Erik Svane pours a little skepticism in the middle of a worshipful Obama duo:
Back in 2003 15,000 elderly and infirm people died during a heat wave in France, many of them while waiting in hospital emergency rooms. The government-provided “free healthcare” has been, and continues to be, a disaster. Currently, 10,000 people die every year of “medical accidents”, and there are an estimated 300,000 to 500,000 “serious undesirable events” i.e., errors per year.
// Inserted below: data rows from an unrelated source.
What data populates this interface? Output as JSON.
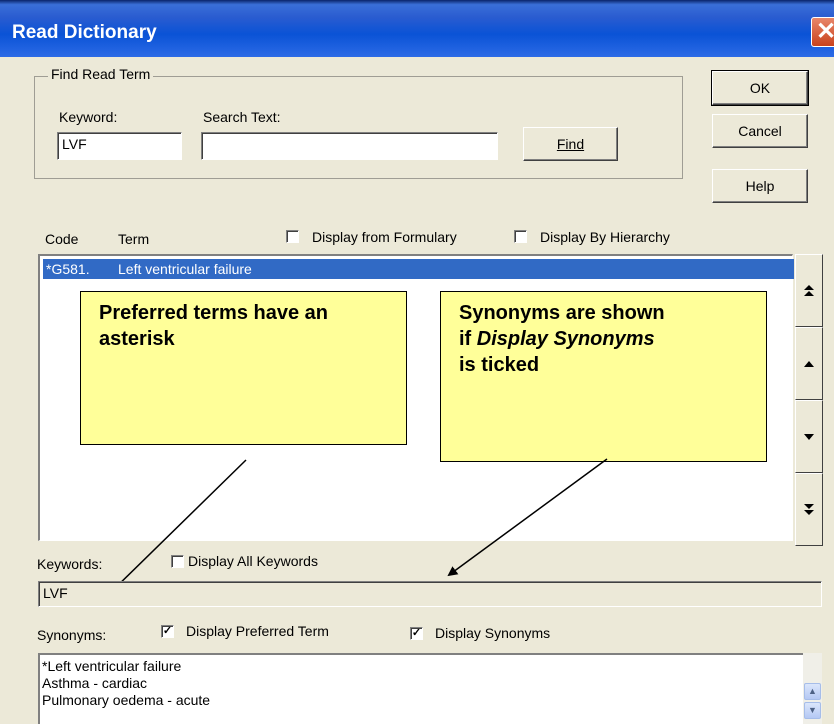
{
  "window": {
    "title": "Read Dictionary",
    "close_glyph": "✕"
  },
  "find_group": {
    "title": "Find Read Term",
    "keyword_label": "Keyword:",
    "keyword_value": "LVF",
    "search_text_label": "Search Text:",
    "search_text_value": "",
    "find_label": "Find"
  },
  "buttons": {
    "ok": "OK",
    "cancel": "Cancel",
    "help": "Help"
  },
  "list_header": {
    "code": "Code",
    "term": "Term",
    "display_from_formulary": "Display from Formulary",
    "display_by_hierarchy": "Display By Hierarchy",
    "display_from_formulary_checked": false,
    "display_by_hierarchy_checked": false
  },
  "terms": [
    {
      "code": "*G581.",
      "term": "Left ventricular failure",
      "selected": true
    }
  ],
  "scroll_buttons": [
    "first-icon",
    "up-icon",
    "down-icon",
    "last-icon"
  ],
  "callouts": {
    "preferred": "Preferred terms have an asterisk",
    "synonyms_line1": "Synonyms are shown",
    "synonyms_line2_pre": "if ",
    "synonyms_line2_italic": "Display Synonyms",
    "synonyms_line3": "is ticked"
  },
  "keywords": {
    "label": "Keywords:",
    "display_all_label": "Display All Keywords",
    "display_all_checked": false,
    "value": "LVF"
  },
  "synonyms": {
    "label": "Synonyms:",
    "display_preferred_label": "Display Preferred Term",
    "display_preferred_checked": true,
    "display_synonyms_label": "Display Synonyms",
    "display_synonyms_checked": true,
    "items": [
      "*Left ventricular failure",
      "Asthma - cardiac",
      "Pulmonary oedema - acute"
    ]
  },
  "colors": {
    "title_bar": "#0a53d6",
    "selection": "#316ac5",
    "callout": "#ffff99",
    "dialog": "#ece9d8"
  }
}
The original article (in French) first came out at JDD on January 10, and the numbers were quoted by Dr. Philippe Juvin,, professor of anesthesia and head of the emergency room at Beaujon Hospital. Dr. Juvin is also national secretary for health for the UMP party.
French Minister for Health Roselyne Bachelot confirmed Dr. Juvin’s numbers on January 14 (article in French).
Just so you know.
You can listen to the podcast here
In today’s podcast, my friend Erik Svane of No Pasaran will be reporting live from the Cannes Film Festival.
Chat’s open at 10:45AM and the call-in number is 646 652-2639. Join us!
(Yes, every time I post Erik’s photo a couple of people email saying that he’s easy on the eyes, so I’m happy to oblige.)
You can listen to the podcast here.
We started by mentioning Eugene Schlanger’s excellent book of poems Wall Street Sonnets, which I highly recommend (and which you can buy at the Underbahn link if you live in the EU. American readers should buy it here). Underbahn is also the publisher of Houdna
Erick recommends James W. Ceaser‘s book Reconstructing America: The Symbol of America in Modern Thought
But as the conversation turned to Gaddafi’s current trip to the EU, Siggy mentioned Gaddafi’s big water project. Mind you, this is not new – but it carries huge implications to the region.
Here are some links:
Libya’s Vast Pipe Dream Taps Into Desert’s Ice Age Water
From a 2004 article in the NYT: Libya’s Vast Pipe Dream Taps Into Desert’s Ice Age Water
In one of the largest construction projects in the world, engineers are trying to “mine” ice age rainfall, now locked in the sandstone beneath the Sahara, and convey it to Libyan cities and farms along a vast waterworks.
The project is almost invisible, except when something goes wrong.
But the option that Colonel Qaddafi chose — the extensive pipeline and pumping system that bores into the earth to draw down nonrenewable reserves of fossil water — is now about half completed on a landscape twice the size of Texas and has been delivering water for more than a decade, with occasional interruptions for repairs.
And 2006 at the BBC: Libya’s thirst for ‘fossil water’
Libya had oil money to pay for the project, but it did not have the technical or engineering expertise for such a massive undertaking.
Foreign companies from South Korea, Turkey, Germany, Japan, the Philippines and the UK were invited to help.
It is impossible not to be impressed with the scale of the project
In September 1993, Phase I water from eastern well-fields at Sarir and Tazerbo reached Benghazi. Three years later, Phase II, bringing water to Tripoli from western well-fields at Jebel Hassouna, was completed.
Phase III which links the first two Phases is still under construction.
When it’s finished, the Grand Omar Mukhtar will be Libya’s largest man-made reservoir.
Siggy will be posting on this later on, I hope.
For now, go listen to the podcast. I’m sure you will enjoy it!